*** Opening Data provided ***

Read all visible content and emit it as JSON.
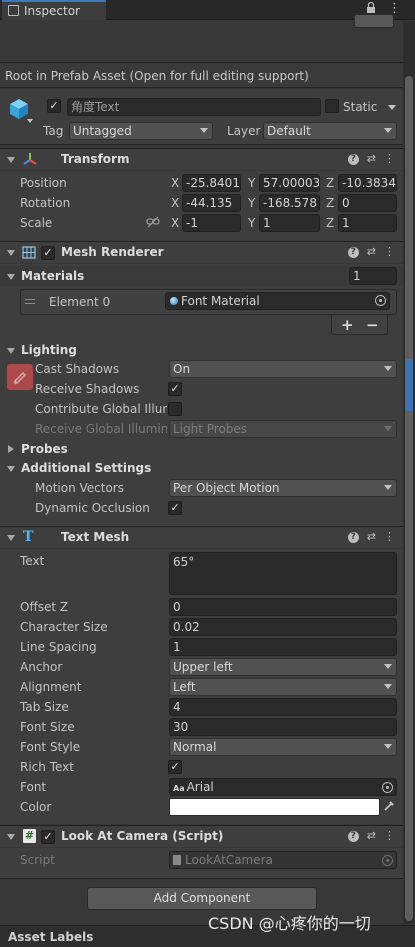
{
  "tab": {
    "label": "Inspector"
  },
  "prefab_notice": "Root in Prefab Asset (Open for full editing support)",
  "object": {
    "name": "角度Text",
    "static_label": "Static",
    "tag_label": "Tag",
    "tag_value": "Untagged",
    "layer_label": "Layer",
    "layer_value": "Default"
  },
  "transform": {
    "title": "Transform",
    "position_label": "Position",
    "rotation_label": "Rotation",
    "scale_label": "Scale",
    "axis_x": "X",
    "axis_y": "Y",
    "axis_z": "Z",
    "position": [
      "-25.8401",
      "57.00003",
      "-10.3834"
    ],
    "rotation": [
      "-44.135",
      "-168.578",
      "0"
    ],
    "scale": [
      "-1",
      "1",
      "1"
    ]
  },
  "mesh_renderer": {
    "title": "Mesh Renderer",
    "materials_label": "Materials",
    "materials_count": "1",
    "element0_label": "Element 0",
    "element0_value": "Font Material",
    "add_btn": "+",
    "remove_btn": "−",
    "lighting_label": "Lighting",
    "cast_shadows_label": "Cast Shadows",
    "cast_shadows_value": "On",
    "receive_shadows_label": "Receive Shadows",
    "contribute_gi_label": "Contribute Global Illumi",
    "receive_gi_label": "Receive Global Illumina",
    "receive_gi_value": "Light Probes",
    "probes_label": "Probes",
    "additional_label": "Additional Settings",
    "motion_vectors_label": "Motion Vectors",
    "motion_vectors_value": "Per Object Motion",
    "dynamic_occlusion_label": "Dynamic Occlusion"
  },
  "text_mesh": {
    "title": "Text Mesh",
    "text_label": "Text",
    "text_value": "65°",
    "offset_z_label": "Offset Z",
    "offset_z": "0",
    "char_size_label": "Character Size",
    "char_size": "0.02",
    "line_spacing_label": "Line Spacing",
    "line_spacing": "1",
    "anchor_label": "Anchor",
    "anchor": "Upper left",
    "alignment_label": "Alignment",
    "alignment": "Left",
    "tab_size_label": "Tab Size",
    "tab_size": "4",
    "font_size_label": "Font Size",
    "font_size": "30",
    "font_style_label": "Font Style",
    "font_style": "Normal",
    "rich_text_label": "Rich Text",
    "font_label": "Font",
    "font_prefix": "Aa",
    "font_value": "Arial",
    "color_label": "Color",
    "color_hex": "#ffffff"
  },
  "look_at_camera": {
    "title": "Look At Camera (Script)",
    "script_label": "Script",
    "script_value": "LookAtCamera"
  },
  "add_component": "Add Component",
  "asset_labels": "Asset Labels",
  "watermark": "CSDN @心疼你的一切",
  "icons": {
    "lock": "🔒",
    "menu": "⋮",
    "help": "?",
    "settings": "⇄",
    "check": "✓",
    "link": "⛓",
    "target": "⊙",
    "picker": "✎"
  }
}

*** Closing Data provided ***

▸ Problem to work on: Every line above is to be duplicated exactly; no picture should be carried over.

▸ Solution to this exercise:
Read all visible content and emit it as JSON.
{
  "tab": {
    "label": "Inspector"
  },
  "prefab_notice": "Root in Prefab Asset (Open for full editing support)",
  "object": {
    "name": "角度Text",
    "static_label": "Static",
    "tag_label": "Tag",
    "tag_value": "Untagged",
    "layer_label": "Layer",
    "layer_value": "Default"
  },
  "transform": {
    "title": "Transform",
    "position_label": "Position",
    "rotation_label": "Rotation",
    "scale_label": "Scale",
    "axis_x": "X",
    "axis_y": "Y",
    "axis_z": "Z",
    "position": [
      "-25.8401",
      "57.00003",
      "-10.3834"
    ],
    "rotation": [
      "-44.135",
      "-168.578",
      "0"
    ],
    "scale": [
      "-1",
      "1",
      "1"
    ]
  },
  "mesh_renderer": {
    "title": "Mesh Renderer",
    "materials_label": "Materials",
    "materials_count": "1",
    "element0_label": "Element 0",
    "element0_value": "Font Material",
    "add_btn": "+",
    "remove_btn": "−",
    "lighting_label": "Lighting",
    "cast_shadows_label": "Cast Shadows",
    "cast_shadows_value": "On",
    "receive_shadows_label": "Receive Shadows",
    "contribute_gi_label": "Contribute Global Illumi",
    "receive_gi_label": "Receive Global Illumina",
    "receive_gi_value": "Light Probes",
    "probes_label": "Probes",
    "additional_label": "Additional Settings",
    "motion_vectors_label": "Motion Vectors",
    "motion_vectors_value": "Per Object Motion",
    "dynamic_occlusion_label": "Dynamic Occlusion"
  },
  "text_mesh": {
    "title": "Text Mesh",
    "text_label": "Text",
    "text_value": "65°",
    "offset_z_label": "Offset Z",
    "offset_z": "0",
    "char_size_label": "Character Size",
    "char_size": "0.02",
    "line_spacing_label": "Line Spacing",
    "line_spacing": "1",
    "anchor_label": "Anchor",
    "anchor": "Upper left",
    "alignment_label": "Alignment",
    "alignment": "Left",
    "tab_size_label": "Tab Size",
    "tab_size": "4",
    "font_size_label": "Font Size",
    "font_size": "30",
    "font_style_label": "Font Style",
    "font_style": "Normal",
    "rich_text_label": "Rich Text",
    "font_label": "Font",
    "font_prefix": "Aa",
    "font_value": "Arial",
    "color_label": "Color",
    "color_hex": "#ffffff"
  },
  "look_at_camera": {
    "title": "Look At Camera (Script)",
    "script_label": "Script",
    "script_value": "LookAtCamera"
  },
  "add_component": "Add Component",
  "asset_labels": "Asset Labels",
  "watermark": "CSDN @心疼你的一切",
  "icons": {
    "lock": "🔒",
    "menu": "⋮",
    "help": "?",
    "settings": "⇄",
    "check": "✓",
    "link": "⛓",
    "target": "⊙",
    "picker": "✎"
  }
}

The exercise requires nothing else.